Many current service members and veterans suffer from chronic pain, PTSD, or traumatic brain injury. The U.S. Department of Defense estimates that 90% of the 60,000 service members injured in Iraq and Afghanistan are living with chronic pain. Nearly half a million military personnel are estimated to suffer from PTSD or TBI. In 2010 the Veterans Administration spent $2 billion on treatment for veterans recently diagnosed with these conditions.
PTSD and TBI differ from other neurological and psychiatric conditions in that they don’t always respond to traditional therapies, including pharmaceuticals. One method that has demonstrated consistent success is military medical acupuncture. Acus-trained physicians use acupuncture as a primary treatment or a complement to conventional surgical, pharmaceutical, or psychiatric approaches to these conditions, which are frequently intertwined with other physical and emotional disorders.
Acupuncture is a low-cost, highly effective treatment with no side effects or risk of addiction.
Military acupuncture decreases bad outcomes...
- Pain management, chiropractic, and neurosurgery referrals have decreased by approximately 35%.
- Medication usage among patients with anxiety disorders, including PTSD, has decreased as much as 30%.

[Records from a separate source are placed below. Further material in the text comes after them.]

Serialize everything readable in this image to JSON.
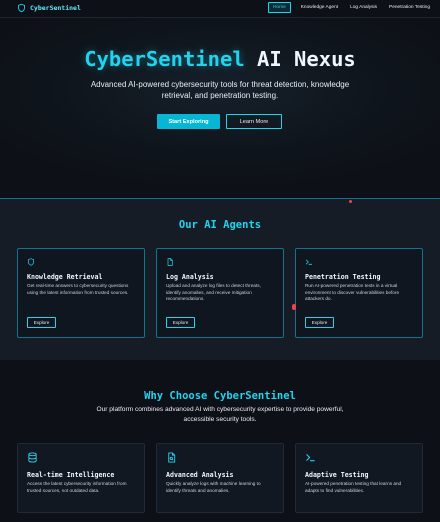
{
  "brand": {
    "name": "CyberSentinel",
    "icon": "shield-icon"
  },
  "nav": {
    "items": [
      {
        "label": "Home",
        "active": true
      },
      {
        "label": "Knowledge Agent",
        "active": false
      },
      {
        "label": "Log Analysis",
        "active": false
      },
      {
        "label": "Penetration Testing",
        "active": false
      }
    ]
  },
  "hero": {
    "title_accent": "CyberSentinel",
    "title_rest": "AI Nexus",
    "subtitle": "Advanced AI-powered cybersecurity tools for threat detection, knowledge retrieval, and penetration testing.",
    "primary_button": "Start Exploring",
    "secondary_button": "Learn More"
  },
  "agents": {
    "heading": "Our AI Agents",
    "cards": [
      {
        "icon": "shield-icon",
        "title": "Knowledge Retrieval",
        "description": "Get real-time answers to cybersecurity questions using the latest information from trusted sources.",
        "button": "Explore"
      },
      {
        "icon": "file-icon",
        "title": "Log Analysis",
        "description": "Upload and analyze log files to detect threats, identify anomalies, and receive mitigation recommendations.",
        "button": "Explore"
      },
      {
        "icon": "terminal-icon",
        "title": "Penetration Testing",
        "description": "Run AI-powered penetration tests in a virtual environment to discover vulnerabilities before attackers do.",
        "button": "Explore"
      }
    ]
  },
  "why": {
    "heading": "Why Choose CyberSentinel",
    "subtitle": "Our platform combines advanced AI with cybersecurity expertise to provide powerful, accessible security tools.",
    "features": [
      {
        "icon": "database-icon",
        "title": "Real-time Intelligence",
        "description": "Access the latest cybersecurity information from trusted sources, not outdated data."
      },
      {
        "icon": "file-search-icon",
        "title": "Advanced Analysis",
        "description": "Quickly analyze logs with machine learning to identify threats and anomalies."
      },
      {
        "icon": "terminal-icon",
        "title": "Adaptive Testing",
        "description": "AI-powered penetration testing that learns and adapts to find vulnerabilities."
      }
    ]
  },
  "colors": {
    "accent": "#22d3ee",
    "button": "#06b6d4",
    "background": "#0d1117",
    "section": "#161c25",
    "card_border": "#0e7490",
    "marker": "#ef4444"
  }
}
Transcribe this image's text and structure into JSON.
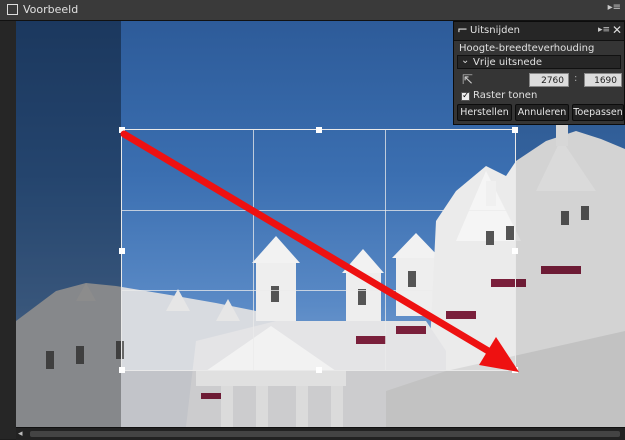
{
  "window": {
    "title": "Voorbeeld"
  },
  "crop_panel": {
    "title": "Uitsnijden",
    "aspect_label": "Hoogte-breedteverhouding",
    "aspect_value": "Vrije uitsnede",
    "width": "2760",
    "separator": ":",
    "height": "1690",
    "show_grid_label": "Raster tonen",
    "show_grid_checked": true,
    "buttons": {
      "reset": "Herstellen",
      "cancel": "Annuleren",
      "apply": "Toepassen"
    }
  },
  "icons": {
    "panel": "crop-icon",
    "panel_menu": "panel-menu-icon",
    "close": "close-icon",
    "ratio": "rotate-ratio-icon",
    "arrow": "annotation-arrow-icon"
  },
  "colors": {
    "arrow": "#ee1111",
    "sky": "#3b6fb1",
    "building": "#e8e8e8"
  }
}
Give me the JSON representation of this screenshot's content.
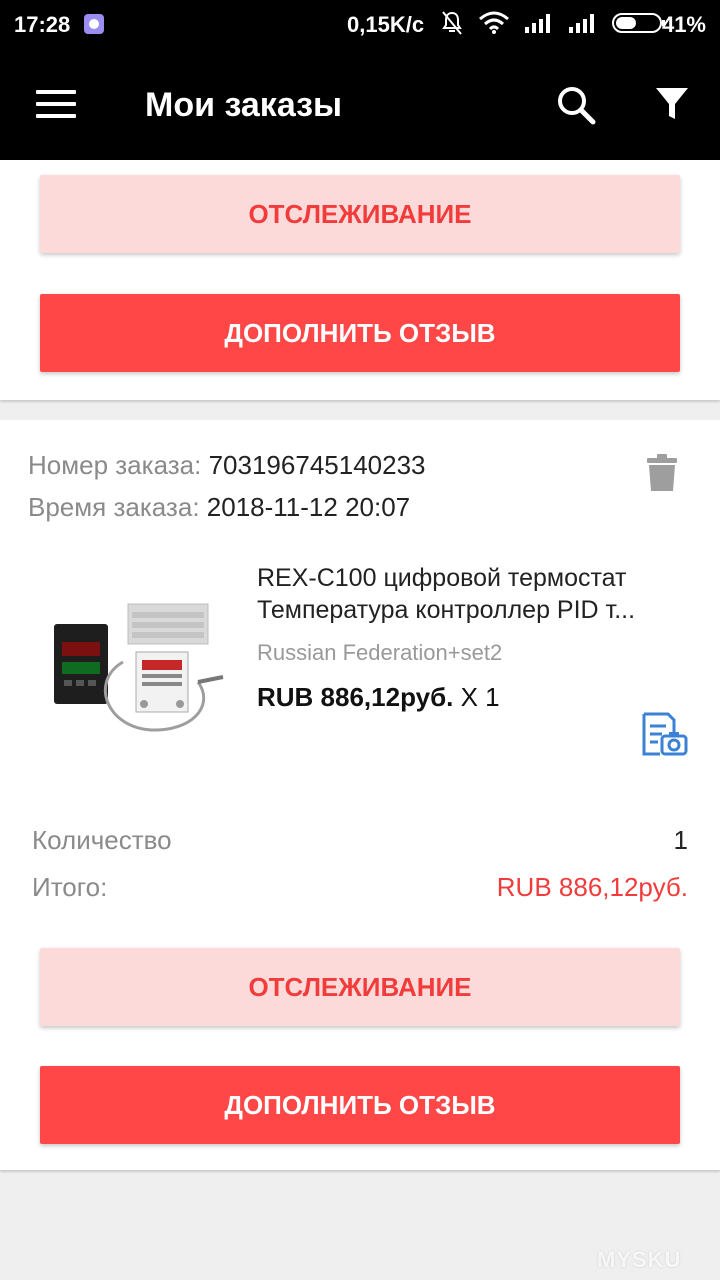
{
  "status_bar": {
    "time": "17:28",
    "speed": "0,15K/c",
    "battery": "41%"
  },
  "app_bar": {
    "title": "Мои заказы",
    "menu_icon": "menu-icon",
    "search_icon": "search-icon",
    "filter_icon": "filter-icon"
  },
  "card1": {
    "track_label": "ОТСЛЕЖИВАНИЕ",
    "review_label": "ДОПОЛНИТЬ ОТЗЫВ"
  },
  "order": {
    "number_label": "Номер заказа:",
    "number": "703196745140233",
    "time_label": "Время заказа:",
    "time": "2018-11-12 20:07",
    "product": {
      "title_line1": "REX-C100 цифровой термостат",
      "title_line2": "Температура контроллер PID т...",
      "variant": "Russian Federation+set2",
      "price": "RUB 886,12руб.",
      "qty_text": "X 1"
    },
    "quantity_label": "Количество",
    "quantity": "1",
    "total_label": "Итого:",
    "total": "RUB 886,12руб.",
    "track_label": "ОТСЛЕЖИВАНИЕ",
    "review_label": "ДОПОЛНИТЬ ОТЗЫВ"
  },
  "watermark": "MYSKU",
  "colors": {
    "accent_red": "#ff4747",
    "track_bg": "#fddada",
    "text_red": "#f23c3c",
    "snapshot_blue": "#3b82d6"
  }
}
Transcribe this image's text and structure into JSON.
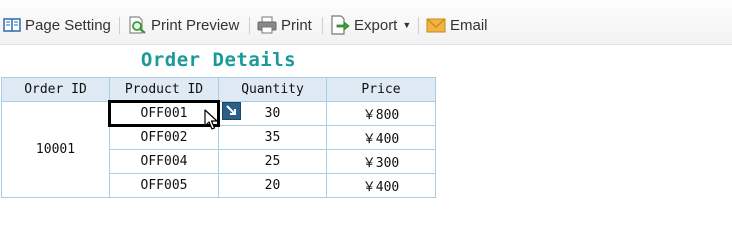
{
  "toolbar": {
    "page_setting": "Page Setting",
    "print_preview": "Print Preview",
    "print": "Print",
    "export": "Export",
    "email": "Email"
  },
  "report": {
    "title": "Order Details",
    "columns": [
      "Order ID",
      "Product ID",
      "Quantity",
      "Price"
    ],
    "order_id": "10001",
    "rows": [
      {
        "product": "OFF001",
        "qty": "30",
        "price": "￥800"
      },
      {
        "product": "OFF002",
        "qty": "35",
        "price": "￥400"
      },
      {
        "product": "OFF004",
        "qty": "25",
        "price": "￥300"
      },
      {
        "product": "OFF005",
        "qty": "20",
        "price": "￥400"
      }
    ]
  },
  "icons": {
    "page_setting": "page-setting-icon",
    "print_preview": "print-preview-icon",
    "print": "printer-icon",
    "export": "export-icon",
    "email": "email-icon",
    "expand": "expand-arrow-icon",
    "cursor": "mouse-cursor-icon"
  },
  "colors": {
    "title": "#1a9a9a",
    "header_bg": "#dfeaf5",
    "grid_border": "#a9cde3",
    "selection": "#000000"
  }
}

- Patients who receive acupuncture use 45% fewer opioid prescriptions than those who rely on traditional Western therapies.
- Active-duty service members treated with acupuncture spent fewer hours off duty dealing with debilitating pain and trauma.
…and increases positive results
- Patient surveys report consistent and sustained improvement in their physical symptoms and quality of life.
- Nellis AFB reported a cost savings of $250,000 in off-base referrals for pain management in the first year (2016) of prioritizing acupuncture as a primary treatment modality.
Despite all these documented and quantifiable benefits, acupuncture has not yet been fully integrated into the military model of care. Our goal is to make this happen.